Barry Steers

From Wikipedia, the free encyclopedia
Jump to: navigation, search
Barry Steers
Ambassador of Canada to Japan
In office
September 3, 1981 – November 24, 1989
Monarch Elizabeth II
Preceded by Bruce Irving Rankin
Succeeded by James Hutchings Taylor
Ambassador of Canada to Brazil
In office
1971–1976
Monarch Elizabeth II
Preceded by Christian Hardy
Succeeded by James Howard Stone
Commissioner of Canada to Bermuda
In office
1976–1979
Monarch Elizabeth II
Preceded by Office Created[1]
Succeeded by Jim Sutcliffe Nutt
Personal details
Born (1927-01-15)January 15, 1927[2]
London, Ontario
Died November 20, 2011(2011-11-20) (aged 84)
London, Ontario
Spouse(s) Martha
Children Three

Ian Barry Connell Steers (January 15, 1927 – November 20, 2011) was a Canadian diplomat and business consultant.
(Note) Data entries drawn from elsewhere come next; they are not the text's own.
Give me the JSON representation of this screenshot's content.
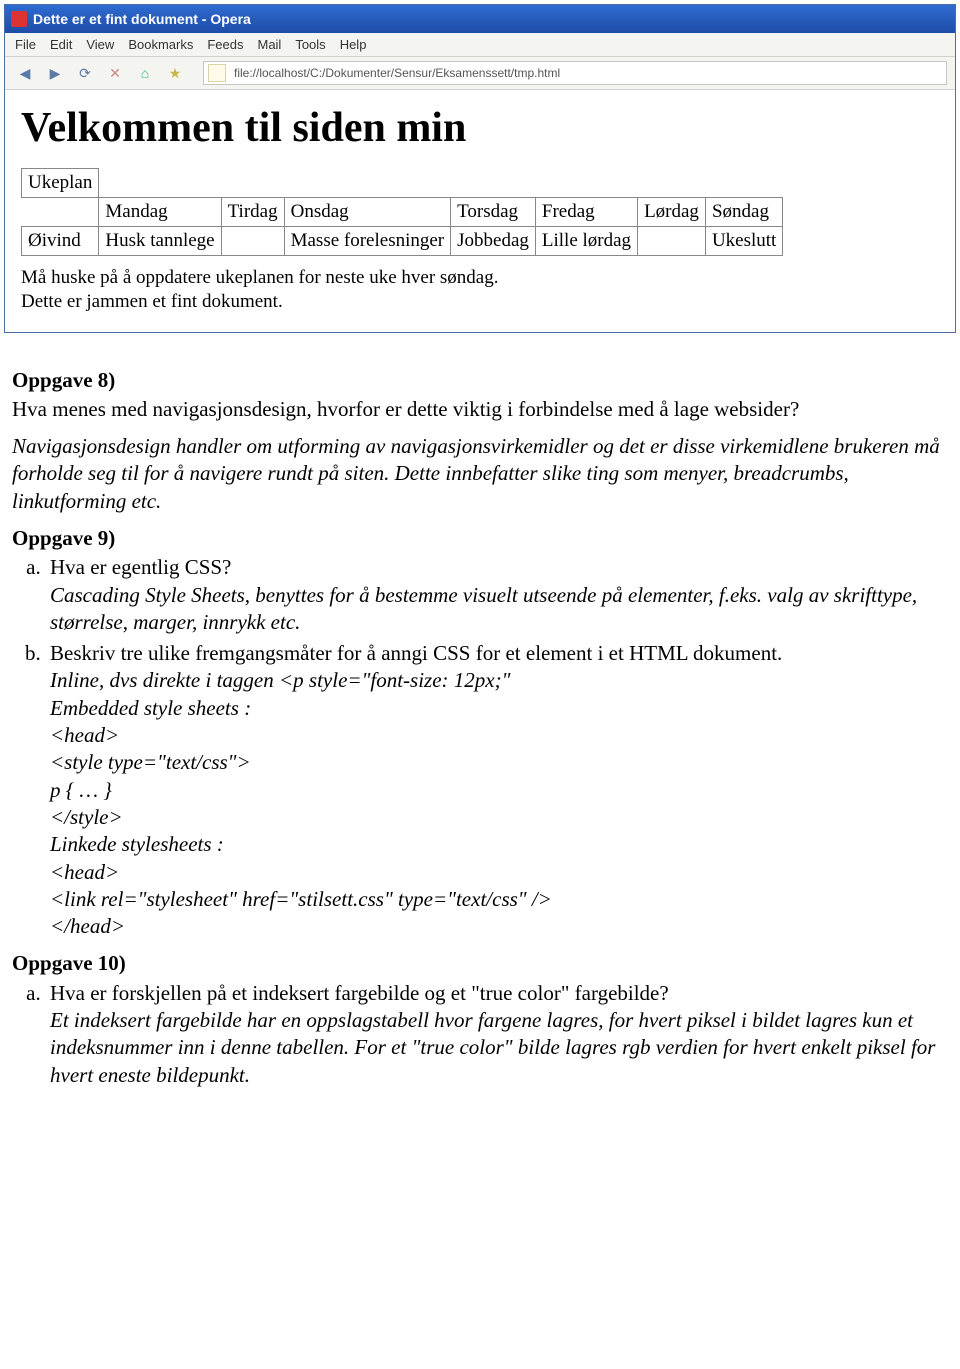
{
  "browser": {
    "title": "Dette er et fint dokument - Opera",
    "menu": [
      "File",
      "Edit",
      "View",
      "Bookmarks",
      "Feeds",
      "Mail",
      "Tools",
      "Help"
    ],
    "address": "file://localhost/C:/Dokumenter/Sensur/Eksamenssett/tmp.html"
  },
  "page": {
    "heading": "Velkommen til siden min",
    "table": {
      "corner": "Ukeplan",
      "days": [
        "Mandag",
        "Tirdag",
        "Onsdag",
        "Torsdag",
        "Fredag",
        "Lørdag",
        "Søndag"
      ],
      "row_label": "Øivind",
      "cells": [
        "Husk tannlege",
        "",
        "Masse forelesninger",
        "Jobbedag",
        "Lille lørdag",
        "",
        "Ukeslutt"
      ]
    },
    "notes": [
      "Må huske på å oppdatere ukeplanen for neste uke hver søndag.",
      "Dette er jammen et fint dokument."
    ]
  },
  "doc": {
    "oppg8": {
      "title": "Oppgave 8)",
      "question": "Hva menes med navigasjonsdesign, hvorfor er dette viktig i forbindelse med å lage websider?",
      "answer": "Navigasjonsdesign handler om utforming av navigasjonsvirkemidler og det er disse virkemidlene brukeren må forholde seg til for å navigere rundt på siten. Dette innbefatter slike ting som menyer, breadcrumbs, linkutforming etc."
    },
    "oppg9": {
      "title": "Oppgave 9)",
      "a_q": "Hva er egentlig CSS?",
      "a_a": "Cascading Style Sheets, benyttes for å bestemme visuelt utseende på elementer, f.eks. valg av skrifttype, størrelse, marger, innrykk etc.",
      "b_q": "Beskriv tre ulike fremgangsmåter for å anngi CSS for et element i et HTML dokument.",
      "b_lines": [
        "Inline, dvs direkte i taggen <p style=\"font-size: 12px;\"",
        "Embedded style sheets :",
        "<head>",
        "<style type=\"text/css\">",
        " p { … }",
        "</style>",
        "Linkede stylesheets :",
        "<head>",
        "<link rel=\"stylesheet\" href=\"stilsett.css\" type=\"text/css\" />",
        "</head>"
      ]
    },
    "oppg10": {
      "title": "Oppgave 10)",
      "a_q": "Hva er forskjellen på et indeksert fargebilde og et \"true color\" fargebilde?",
      "a_a": "Et indeksert fargebilde har en oppslagstabell hvor fargene lagres, for hvert piksel i bildet lagres kun et indeksnummer inn i denne tabellen. For et \"true color\" bilde lagres rgb verdien for hvert enkelt piksel for hvert eneste bildepunkt."
    }
  }
}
Steers served as the Canadian Ambassador to Japan from 1981 to 1989, Ambassador to Brazil from 1971 to 1976, as well as Canada's first Commissioner to Bermuda from 1976 to 1979.[1][3][4] He later became the founding director of the Japan Society following his retirement from his diplomatic career.[1]
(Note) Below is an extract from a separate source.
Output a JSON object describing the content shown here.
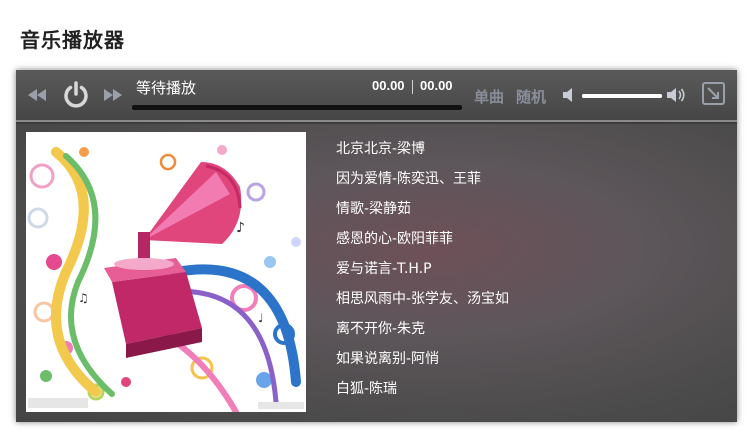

Biography[edit]

Early life[edit]

Steers was born and raised in London, Ontario.[4][1] His father died when he was just seven years old and he was raised by his mother.[1] Steers was the grandson of Canadian Colonel W. G. Coles.[1] He graduated from a now shuttered high school in London, De La Salle secondary school.[1] During his life, Steers became fluent in four languages – English, French, Portuguese, and Spanish.[1]

Steers studied economics and political science at University of Western Ontario during the 1940s.[1] He met his future wife, a 23-year-old Brescia University College student from Colombia named Martha, on a blind date while in college.[1] The couple dated for three years before marrying in 1952 at a wedding ceremony held in Colombia.[1] They had three children – Sara Maria, who was born in Colombia; Gregory, who was born in Greece; and Connell, who was born in Ottawa.[1]

Career[edit]

In 1956, Steers joined the Trade Commissioner Service.[3] He was posted to the embassies in Singapore, Greece, Israel, as well as Canadian Consulate in New York City early in his career.[3] He returned to Ottawa during the late 1960s and early 1970s for a domestic posting.[3]

Steers served as Canada's Ambassador to Brazil from 1971 to 1976.[3] He then became the Canadian Consul General in New York City from 1976 to 1979.[3] During those years in New York, Steers simultaneously served as the Canadian Commissioner to Bermuda,[3] becoming the first Canadian diplomat to hold that post.[1] From 1981 to 1989, Steers was posted as the Canadian Ambassador to Japan.[3]

Steers retired from his diplomatic career in 1990 and became a business consultant. He became the director of several notable companies, including Industrial Bank of Japan's Canadian division and the London Life Insurance Company.[1] He also sat on the boards of directors for numerous Canadian companies, including the Gendis Corporation, Canadian Pacific Air Lines, London Life Insurance Company, Canadian Pacific Hotels/Fairmont Hotels and Resorts and Manalta Coal.[3]

He became the founding director of a Canadian Japan Society.[1] Steers further was a member of the advisory council for the Canada-Japan Businessmen's Conference.[1]

Steers died in November 20, 2011, at his home in London, Ontario, at the age 85.[4] He was survived by his wife, Martha, to whom he had been married for 59 years; as well as their three children, seven grandchildren, and two great-grandchildren.[3] His funeral was held at St. Michael's Catholic Church in London.[4]

References[edit]

  1. ^ a b c d e f g h i j k l m n o p Carruthers, Dale (2011-11-25). "Ambassador loved work, adventure, family". London Free Press. Retrieved 2011-12-20. [dead link]
  2. ^ "Archived copy". Archived from the original on April 26, 2012. Retrieved 2011-12-29. 
  3. ^ a b c d e f g h i j "Canada's One-Time Bermuda Diplomat Dies". Bernews. 2011-11-23. Retrieved 2011-12-20. 
  4. ^ a b c d "Ian Barry Connell Steers". Globe and Mail. Canada. 2011-11-23. Retrieved 2011-12-20.